Important privacy change coming to Android devices
Soon, Android apps that have not been used for a few months will automatically lose the permissions that enable them to access sensitive device features, such as contact lists, SMS messages, and sensors.
In a blog post, Google software engineers Peter Visontay and Bessie Jiang, say: “In order to work, apps often need to request certain permissions, but with dozens of apps on any given device, it can be tough to keep up with the permissions you’ve previously granted, especially if you haven’t used an app for an extended period of time.”
They said in Android 11, they introduced the permission auto-reset feature, which helps protect users’ privacy by automatically resetting an app’s runtime permissions, which display a prompt to the user when requested.
Runtime permissions stop apps from accessing private data without the user’s consent, and give users extra context and visibility into the types of permissions that applications are wanting, or have been granted.
From December this year, Google is expanding this to billions more devices, and permission auto-reset will automatically be enabled on devices with Google Play services that are running Android 6.0 (API level 23) or higher.
In addition, the feature will be enabled by default for apps targeting Android 11 (API level 30) or higher. Users can also enable permission auto-reset manually for apps targeting API levels 23 to 29.
According to the authors of the blog, certain apps and permissions will be automatically exempted from revocation, such as active Device Administrator apps used by enterprises, and permissions that are fixed by enterprise policy.
Developers will also be able to ask the user to prevent the system from resetting their app's permissions, which Google says is useful in cases where users expect the app to work primarily in the background, without necessarily interacting with it.
A game changer
Ilia Kolochenko, founder of ImmuniWeb and a member of Europol Data Protection Experts Network, describes this move as a game-changer for all the unwitting Android users who have granted permissions to mobile apps that don’t need them, or even to malicious apps.

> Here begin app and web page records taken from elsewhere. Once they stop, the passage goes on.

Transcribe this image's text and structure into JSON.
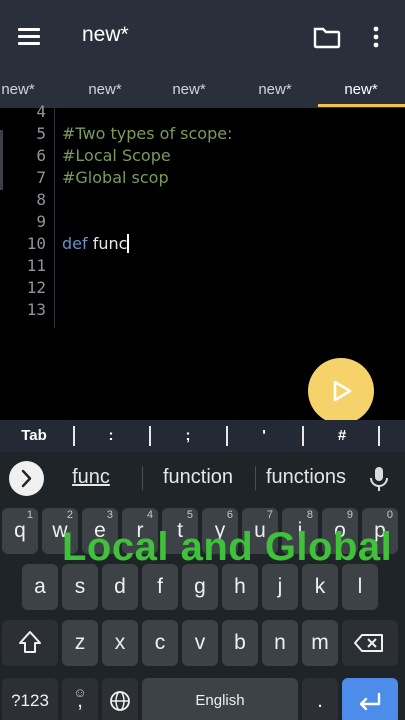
{
  "appbar": {
    "title": "new*",
    "icons": [
      "menu-icon",
      "folder-icon",
      "more-vert-icon"
    ]
  },
  "tabs": [
    "new*",
    "new*",
    "new*",
    "new*",
    "new*"
  ],
  "editor": {
    "lines": [
      {
        "num": "4",
        "text": ""
      },
      {
        "num": "5",
        "text": "#Two types of scope:"
      },
      {
        "num": "6",
        "text": "#Local Scope"
      },
      {
        "num": "7",
        "text": "#Global scop"
      },
      {
        "num": "8",
        "text": ""
      },
      {
        "num": "9",
        "text": ""
      },
      {
        "num": "10",
        "keyword": "def",
        "text": " func"
      },
      {
        "num": "11",
        "text": ""
      },
      {
        "num": "12",
        "text": ""
      },
      {
        "num": "13",
        "text": ""
      }
    ]
  },
  "symbols": [
    "Tab",
    ":",
    ";",
    "'",
    "#"
  ],
  "keyboard": {
    "suggestions": [
      "func",
      "function",
      "functions"
    ],
    "row1": [
      {
        "k": "q",
        "h": "1"
      },
      {
        "k": "w",
        "h": "2"
      },
      {
        "k": "e",
        "h": "3"
      },
      {
        "k": "r",
        "h": "4"
      },
      {
        "k": "t",
        "h": "5"
      },
      {
        "k": "y",
        "h": "6"
      },
      {
        "k": "u",
        "h": "7"
      },
      {
        "k": "i",
        "h": "8"
      },
      {
        "k": "o",
        "h": "9"
      },
      {
        "k": "p",
        "h": "0"
      }
    ],
    "row2": [
      "a",
      "s",
      "d",
      "f",
      "g",
      "h",
      "j",
      "k",
      "l"
    ],
    "row3": [
      "z",
      "x",
      "c",
      "v",
      "b",
      "n",
      "m"
    ],
    "symbols_key": "?123",
    "emoji_key": ",",
    "space_label": "English",
    "period_key": "."
  },
  "overlay": "Local and Global",
  "colors": {
    "appbar": "#29303c",
    "tab_indicator": "#f2c644",
    "comment": "#7d9a5b",
    "keyword": "#6d8fc8",
    "run_button": "#f5d36a",
    "overlay_text": "#3fc23a",
    "enter_key": "#4d8ce9"
  }
}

“Many millions of non-technical users are tricked to grant dangerous permissions to adware apps or even installing malicious applications and then grant all existing permissions that may lead to a full compromise of the device,” he explains.

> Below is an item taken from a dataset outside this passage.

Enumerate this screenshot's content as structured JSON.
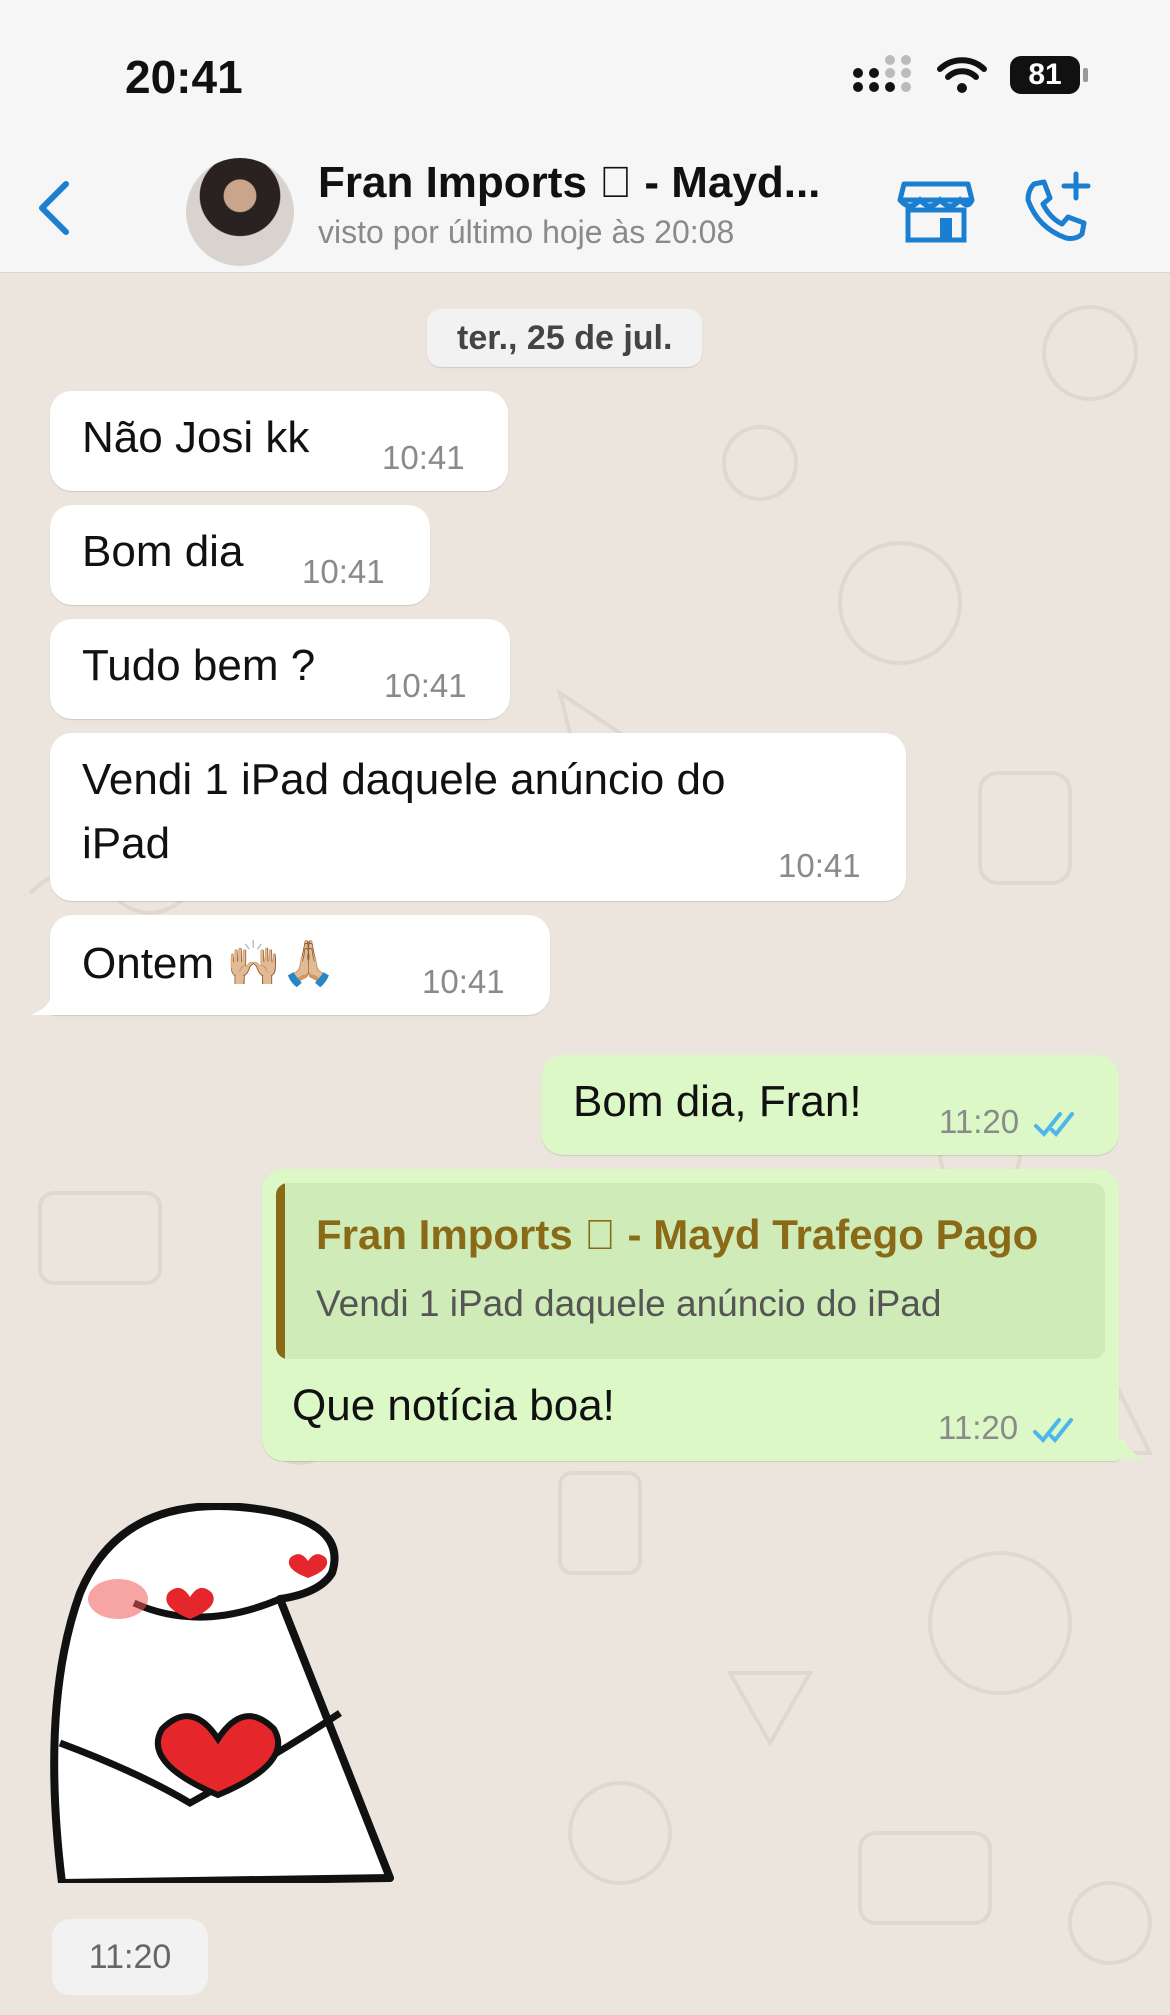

Although Android 10 and 11 have put many novel privacy features in place to protect users from malicious apps, numerous devices are still running obsolete versions of Android that have either basic or no protection at all. “The problem is especially widespread in less developed countries where, however, mobile users use their devices for payments or other sensitive operations.”
Kolochenko says many mobile security experts believe that iOS is more secure by default, particularly considering its vigorous policing of the App Store, application vetting and restrictions to install apps from untrusted sources.
“The new Android feature will foster the race towards stronger data protection and privacy-by-default, hopefully motiving Apple to bring even more advanced privacy features in the near future.”